_PROBLEM DETAILS_. For this exercise, copy all the data exactly and include none of the pictures.

****************************************

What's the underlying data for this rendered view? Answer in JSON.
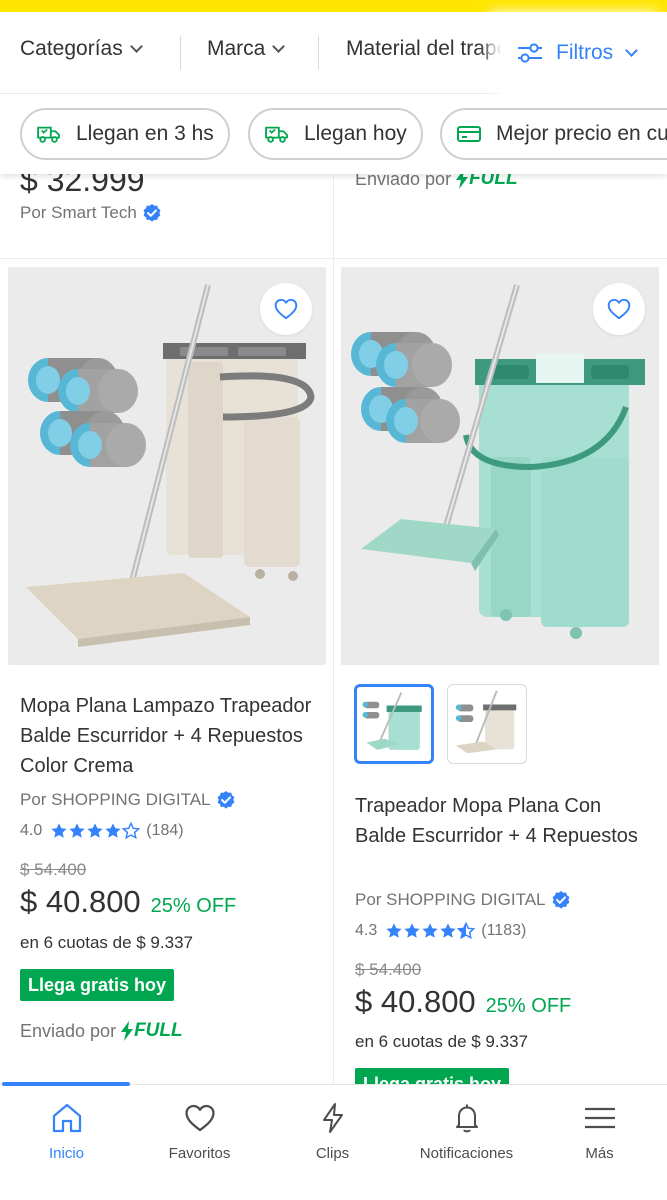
{
  "colors": {
    "brand_yellow": "#ffe600",
    "accent_blue": "#3483fa",
    "green": "#00a650"
  },
  "filters": {
    "categories": "Categorías",
    "brand": "Marca",
    "material": "Material del trapeador",
    "filters_label": "Filtros"
  },
  "chips": [
    {
      "label": "Llegan en 3 hs",
      "icon": "truck-icon"
    },
    {
      "label": "Llegan hoy",
      "icon": "truck-icon"
    },
    {
      "label": "Mejor precio en cuotas",
      "icon": "card-icon"
    }
  ],
  "previous_row": {
    "left_price": "$ 32.999",
    "left_seller": "Por Smart Tech",
    "right_shipped": "Enviado por",
    "full_label": "FULL"
  },
  "products": [
    {
      "title": "Mopa Plana Lampazo Trapeador Balde Escurridor + 4 Repuestos Color Crema",
      "seller": "Por SHOPPING DIGITAL",
      "rating": "4.0",
      "rating_value": 4.0,
      "reviews": "(184)",
      "old_price": "$ 54.400",
      "price": "$ 40.800",
      "discount": "25% OFF",
      "installments": "en 6 cuotas de $ 9.337",
      "free_shipping": "Llega gratis hoy",
      "shipped_by": "Enviado por",
      "full_label": "FULL"
    },
    {
      "title": "Trapeador Mopa Plana Con Balde Escurridor + 4 Repuestos",
      "seller": "Por SHOPPING DIGITAL",
      "rating": "4.3",
      "rating_value": 4.5,
      "reviews": "(1183)",
      "old_price": "$ 54.400",
      "price": "$ 40.800",
      "discount": "25% OFF",
      "installments": "en 6 cuotas de $ 9.337",
      "free_shipping": "Llega gratis hoy"
    }
  ],
  "bottom_nav": [
    {
      "label": "Inicio",
      "icon": "home-icon",
      "active": true
    },
    {
      "label": "Favoritos",
      "icon": "heart-icon",
      "active": false
    },
    {
      "label": "Clips",
      "icon": "clips-icon",
      "active": false
    },
    {
      "label": "Notificaciones",
      "icon": "bell-icon",
      "active": false
    },
    {
      "label": "Más",
      "icon": "menu-icon",
      "active": false
    }
  ]
}
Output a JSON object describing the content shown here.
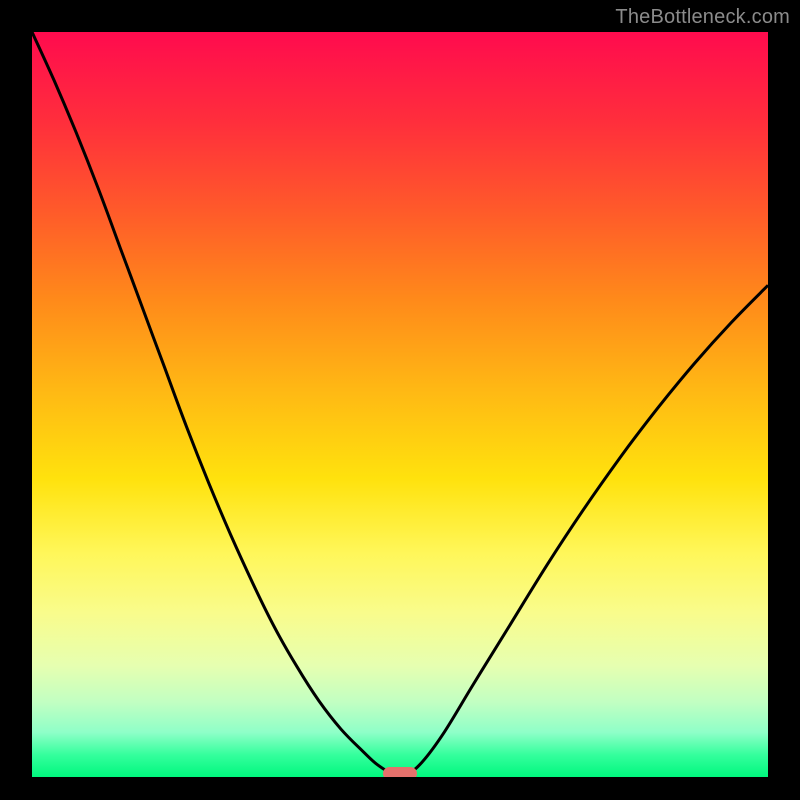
{
  "watermark": "TheBottleneck.com",
  "colors": {
    "frame_bg": "#000000",
    "pill": "#e4716c",
    "curve_stroke": "#000000",
    "watermark_text": "#8b8b8b"
  },
  "chart_data": {
    "type": "line",
    "title": "",
    "xlabel": "",
    "ylabel": "",
    "xlim": [
      0,
      100
    ],
    "ylim": [
      0,
      100
    ],
    "x": [
      0,
      3,
      6,
      9,
      12,
      15,
      18,
      21,
      24,
      27,
      30,
      33,
      36,
      39,
      42,
      45,
      47,
      49,
      51,
      53,
      56,
      60,
      65,
      70,
      75,
      80,
      85,
      90,
      95,
      100
    ],
    "values": [
      100,
      93.5,
      86.5,
      79,
      71,
      63,
      55,
      47,
      39.5,
      32.5,
      26,
      20,
      14.8,
      10.2,
      6.4,
      3.4,
      1.6,
      0.5,
      0.5,
      2.0,
      6.0,
      12.5,
      20.5,
      28.5,
      36.0,
      43.0,
      49.5,
      55.5,
      61.0,
      66.0
    ],
    "minimum_marker": {
      "x": 50,
      "y": 0
    },
    "annotations": []
  }
}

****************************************

_ANSWER SPACE_.
What's the underlying data for this rendered view? Answer in JSON.
{
  "colors": {
    "brand_yellow": "#ffe600",
    "accent_blue": "#3483fa",
    "green": "#00a650"
  },
  "filters": {
    "categories": "Categorías",
    "brand": "Marca",
    "material": "Material del trapeador",
    "filters_label": "Filtros"
  },
  "chips": [
    {
      "label": "Llegan en 3 hs",
      "icon": "truck-icon"
    },
    {
      "label": "Llegan hoy",
      "icon": "truck-icon"
    },
    {
      "label": "Mejor precio en cuotas",
      "icon": "card-icon"
    }
  ],
  "previous_row": {
    "left_price": "$ 32.999",
    "left_seller": "Por Smart Tech",
    "right_shipped": "Enviado por",
    "full_label": "FULL"
  },
  "products": [
    {
      "title": "Mopa Plana Lampazo Trapeador Balde Escurridor + 4 Repuestos Color Crema",
      "seller": "Por SHOPPING DIGITAL",
      "rating": "4.0",
      "rating_value": 4.0,
      "reviews": "(184)",
      "old_price": "$ 54.400",
      "price": "$ 40.800",
      "discount": "25% OFF",
      "installments": "en 6 cuotas de $ 9.337",
      "free_shipping": "Llega gratis hoy",
      "shipped_by": "Enviado por",
      "full_label": "FULL"
    },
    {
      "title": "Trapeador Mopa Plana Con Balde Escurridor + 4 Repuestos",
      "seller": "Por SHOPPING DIGITAL",
      "rating": "4.3",
      "rating_value": 4.5,
      "reviews": "(1183)",
      "old_price": "$ 54.400",
      "price": "$ 40.800",
      "discount": "25% OFF",
      "installments": "en 6 cuotas de $ 9.337",
      "free_shipping": "Llega gratis hoy"
    }
  ],
  "bottom_nav": [
    {
      "label": "Inicio",
      "icon": "home-icon",
      "active": true
    },
    {
      "label": "Favoritos",
      "icon": "heart-icon",
      "active": false
    },
    {
      "label": "Clips",
      "icon": "clips-icon",
      "active": false
    },
    {
      "label": "Notificaciones",
      "icon": "bell-icon",
      "active": false
    },
    {
      "label": "Más",
      "icon": "menu-icon",
      "active": false
    }
  ]
}
Output a JSON object describing the content shown here.
{
  "watermark": "TheBottleneck.com",
  "colors": {
    "frame_bg": "#000000",
    "pill": "#e4716c",
    "curve_stroke": "#000000",
    "watermark_text": "#8b8b8b"
  },
  "chart_data": {
    "type": "line",
    "title": "",
    "xlabel": "",
    "ylabel": "",
    "xlim": [
      0,
      100
    ],
    "ylim": [
      0,
      100
    ],
    "x": [
      0,
      3,
      6,
      9,
      12,
      15,
      18,
      21,
      24,
      27,
      30,
      33,
      36,
      39,
      42,
      45,
      47,
      49,
      51,
      53,
      56,
      60,
      65,
      70,
      75,
      80,
      85,
      90,
      95,
      100
    ],
    "values": [
      100,
      93.5,
      86.5,
      79,
      71,
      63,
      55,
      47,
      39.5,
      32.5,
      26,
      20,
      14.8,
      10.2,
      6.4,
      3.4,
      1.6,
      0.5,
      0.5,
      2.0,
      6.0,
      12.5,
      20.5,
      28.5,
      36.0,
      43.0,
      49.5,
      55.5,
      61.0,
      66.0
    ],
    "minimum_marker": {
      "x": 50,
      "y": 0
    },
    "annotations": []
  }
}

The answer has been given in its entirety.